### PROVIDED INFORMATION
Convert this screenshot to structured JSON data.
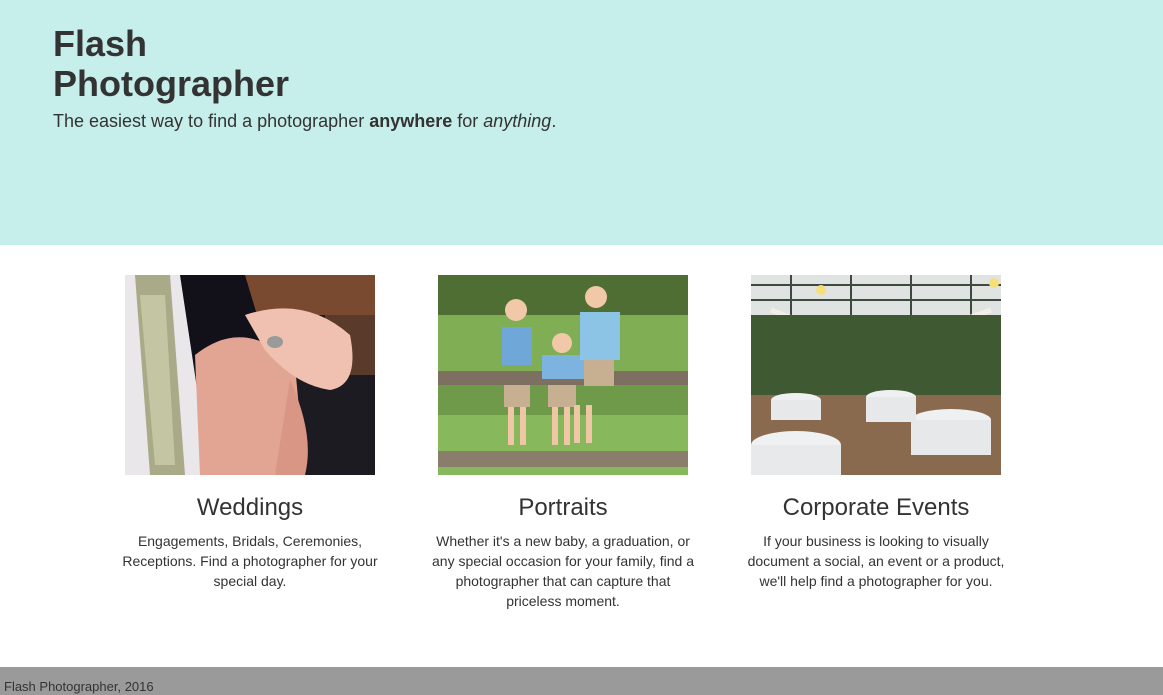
{
  "header": {
    "brand_line1": "Flash",
    "brand_line2": "Photographer",
    "tagline": {
      "before": "The easiest way to find a photographer ",
      "bold": "anywhere",
      "middle": " for ",
      "italic": "anything",
      "after": "."
    },
    "background": "#c6eeea"
  },
  "services": [
    {
      "title": "Weddings",
      "description": "Engagements, Bridals, Ceremonies, Receptions. Find a photographer for your special day.",
      "image": "wedding-rings-photo"
    },
    {
      "title": "Portraits",
      "description": "Whether it's a new baby, a graduation, or any special occasion for your family, find a photographer that can capture that priceless moment.",
      "image": "children-portrait-photo"
    },
    {
      "title": "Corporate Events",
      "description": "If your business is looking to visually document a social, an event or a product, we'll help find a photographer for you.",
      "image": "event-venue-photo"
    }
  ],
  "footer": {
    "text": "Flash Photographer, 2016",
    "background": "#9a9a9a"
  }
}
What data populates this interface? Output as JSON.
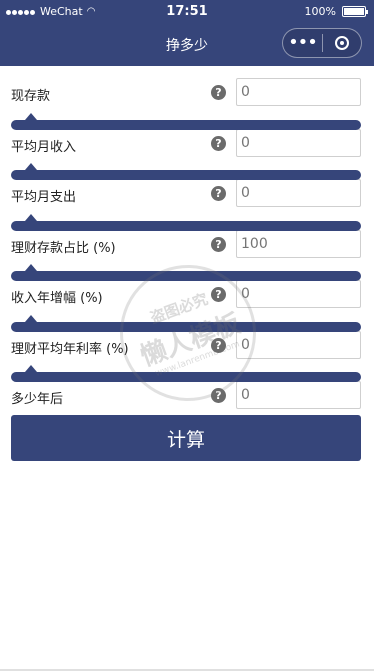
{
  "status_bar": {
    "carrier": "WeChat",
    "time": "17:51",
    "battery": "100%",
    "battery_level": 1.0
  },
  "nav": {
    "title": "挣多少",
    "more_label": "•••"
  },
  "fields": [
    {
      "label": "现存款",
      "value": "",
      "placeholder": "0",
      "has_slider": false
    },
    {
      "label": "平均月收入",
      "value": "",
      "placeholder": "0",
      "has_slider": true
    },
    {
      "label": "平均月支出",
      "value": "",
      "placeholder": "0",
      "has_slider": true
    },
    {
      "label": "理财存款占比 (%)",
      "value": "",
      "placeholder": "100",
      "has_slider": true
    },
    {
      "label": "收入年增幅 (%)",
      "value": "",
      "placeholder": "0",
      "has_slider": true
    },
    {
      "label": "理财平均年利率 (%)",
      "value": "",
      "placeholder": "0",
      "has_slider": true
    },
    {
      "label": "多少年后",
      "value": "",
      "placeholder": "0",
      "has_slider": true
    }
  ],
  "help_glyph": "?",
  "calculate_label": "计算",
  "watermark": {
    "line1": "盗图必究",
    "line2": "懒人模板",
    "line3": "www.lanrenmb.com"
  }
}
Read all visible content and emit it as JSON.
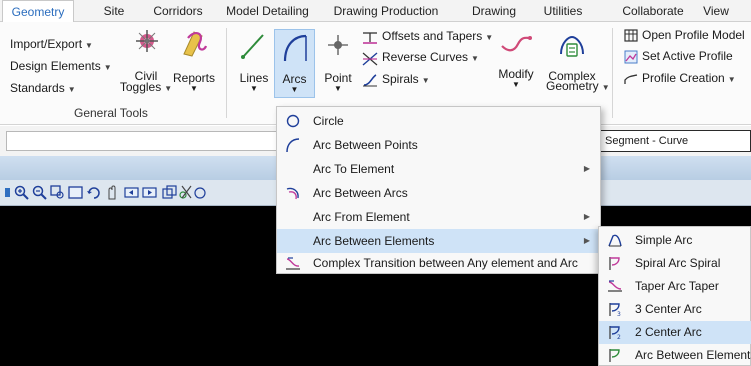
{
  "tabs": [
    {
      "label": "Geometry",
      "active": true
    },
    {
      "label": "Site"
    },
    {
      "label": "Corridors"
    },
    {
      "label": "Model Detailing"
    },
    {
      "label": "Drawing Production"
    },
    {
      "label": "Drawing"
    },
    {
      "label": "Utilities"
    },
    {
      "label": "Collaborate"
    },
    {
      "label": "View"
    }
  ],
  "general_tools": {
    "import_export": "Import/Export",
    "design_elements": "Design Elements",
    "standards": "Standards",
    "civil_toggles_l1": "Civil",
    "civil_toggles_l2": "Toggles",
    "reports": "Reports",
    "group_label": "General Tools"
  },
  "horizontal": {
    "lines": "Lines",
    "arcs": "Arcs",
    "point": "Point",
    "offsets_tapers": "Offsets and Tapers",
    "reverse_curves": "Reverse Curves",
    "spirals": "Spirals",
    "modify": "Modify",
    "complex_l1": "Complex",
    "complex_l2": "Geometry"
  },
  "vertical": {
    "open_profile_model": "Open Profile Model",
    "set_active_profile": "Set Active Profile",
    "profile_creation": "Profile Creation"
  },
  "command_bar": {
    "segment_value": "Segment - Curve"
  },
  "arcs_menu": [
    {
      "label": "Circle",
      "icon": "circle-icon",
      "submenu": false
    },
    {
      "label": "Arc Between Points",
      "icon": "arc-between-points-icon",
      "submenu": false
    },
    {
      "label": "Arc To Element",
      "icon": "",
      "submenu": true
    },
    {
      "label": "Arc Between Arcs",
      "icon": "arc-between-arcs-icon",
      "submenu": false
    },
    {
      "label": "Arc From Element",
      "icon": "",
      "submenu": true
    },
    {
      "label": "Arc Between Elements",
      "icon": "",
      "submenu": true,
      "highlighted": true
    },
    {
      "label": "Complex Transition between Any element and Arc",
      "icon": "complex-transition-icon",
      "submenu": false
    }
  ],
  "arc_between_elements_submenu": [
    {
      "label": "Simple Arc",
      "icon": "simple-arc-icon"
    },
    {
      "label": "Spiral Arc Spiral",
      "icon": "spiral-arc-spiral-icon"
    },
    {
      "label": "Taper Arc Taper",
      "icon": "taper-arc-taper-icon"
    },
    {
      "label": "3 Center Arc",
      "icon": "three-center-arc-icon"
    },
    {
      "label": "2 Center Arc",
      "icon": "two-center-arc-icon",
      "highlighted": true
    },
    {
      "label": "Arc Between Elements",
      "icon": "arc-between-elements-icon"
    }
  ],
  "colors": {
    "accent": "#2b6dbe",
    "highlight": "#cfe3f7",
    "canvas": "#000000"
  }
}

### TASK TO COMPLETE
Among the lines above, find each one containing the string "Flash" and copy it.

### PROBLEM SOLUTION
    "brand_line1": "Flash",
    "text": "Flash Photographer, 2016",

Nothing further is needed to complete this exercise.